TRY IT:
Every line of the data should be written out exactly, with the pictures left out.

SUPPLIED MATERIAL:
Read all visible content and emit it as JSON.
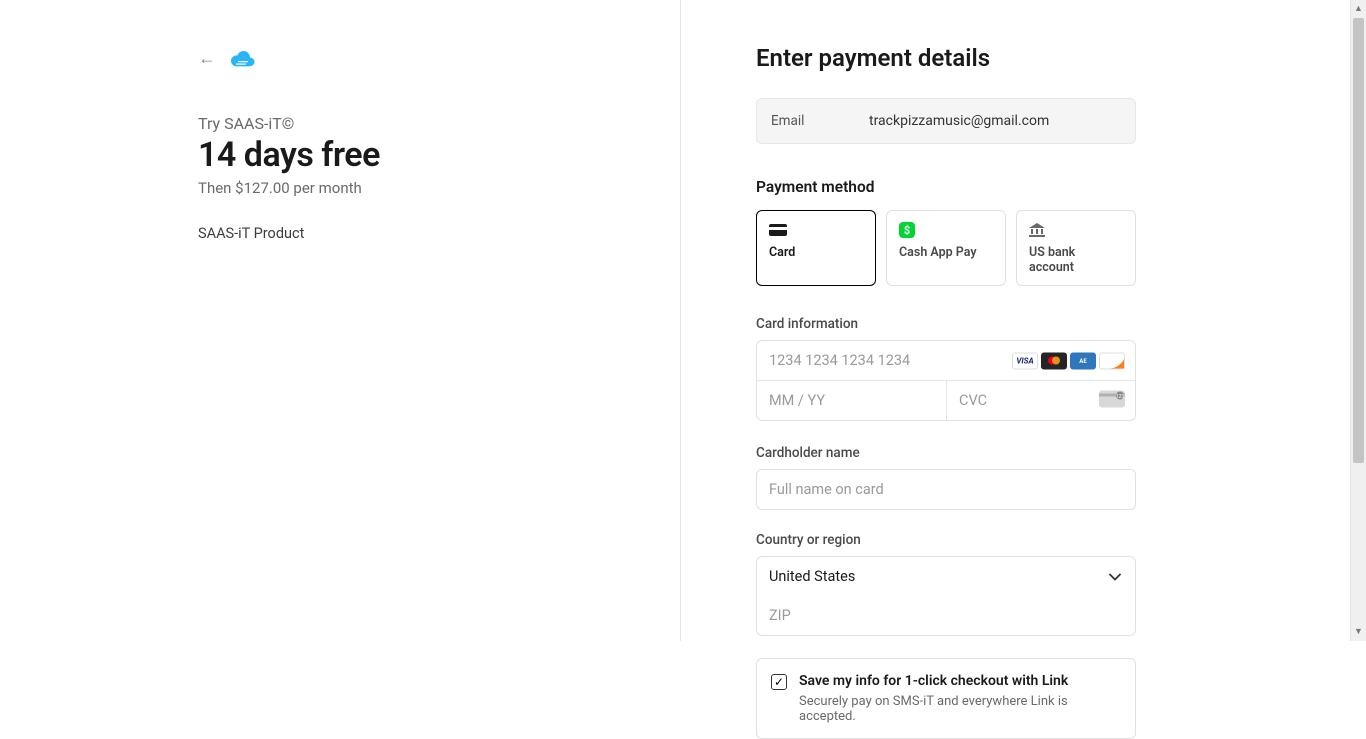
{
  "left": {
    "trial_label": "Try SAAS-iT©",
    "headline": "14 days free",
    "sub": "Then $127.00 per month",
    "product": "SAAS-iT Product"
  },
  "right": {
    "title": "Enter payment details",
    "email_label": "Email",
    "email_value": "trackpizzamusic@gmail.com",
    "payment_method_title": "Payment method",
    "methods": {
      "card": "Card",
      "cashapp": "Cash App Pay",
      "bank": "US bank account"
    },
    "card_info_label": "Card information",
    "card_number_placeholder": "1234 1234 1234 1234",
    "expiry_placeholder": "MM / YY",
    "cvc_placeholder": "CVC",
    "cardholder_label": "Cardholder name",
    "cardholder_placeholder": "Full name on card",
    "country_label": "Country or region",
    "country_value": "United States",
    "zip_placeholder": "ZIP",
    "link": {
      "title": "Save my info for 1-click checkout with Link",
      "sub": "Securely pay on SMS-iT and everywhere Link is accepted."
    }
  }
}
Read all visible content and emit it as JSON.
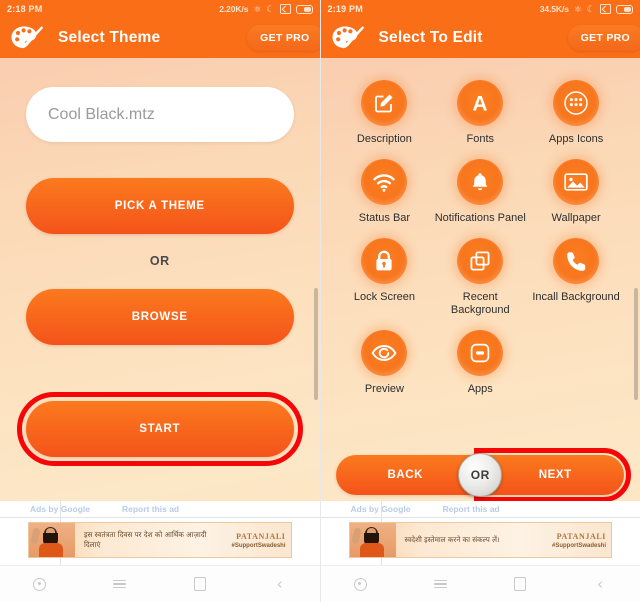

YOUR RESPONSE:
Read all visible content and emit it as JSON.
{
  "left": {
    "trial_label": "Try SAAS-iT©",
    "headline": "14 days free",
    "sub": "Then $127.00 per month",
    "product": "SAAS-iT Product"
  },
  "right": {
    "title": "Enter payment details",
    "email_label": "Email",
    "email_value": "trackpizzamusic@gmail.com",
    "payment_method_title": "Payment method",
    "methods": {
      "card": "Card",
      "cashapp": "Cash App Pay",
      "bank": "US bank account"
    },
    "card_info_label": "Card information",
    "card_number_placeholder": "1234 1234 1234 1234",
    "expiry_placeholder": "MM / YY",
    "cvc_placeholder": "CVC",
    "cardholder_label": "Cardholder name",
    "cardholder_placeholder": "Full name on card",
    "country_label": "Country or region",
    "country_value": "United States",
    "zip_placeholder": "ZIP",
    "link": {
      "title": "Save my info for 1-click checkout with Link",
      "sub": "Securely pay on SMS-iT and everywhere Link is accepted."
    }
  }
}
Read all visible content and emit it as JSON.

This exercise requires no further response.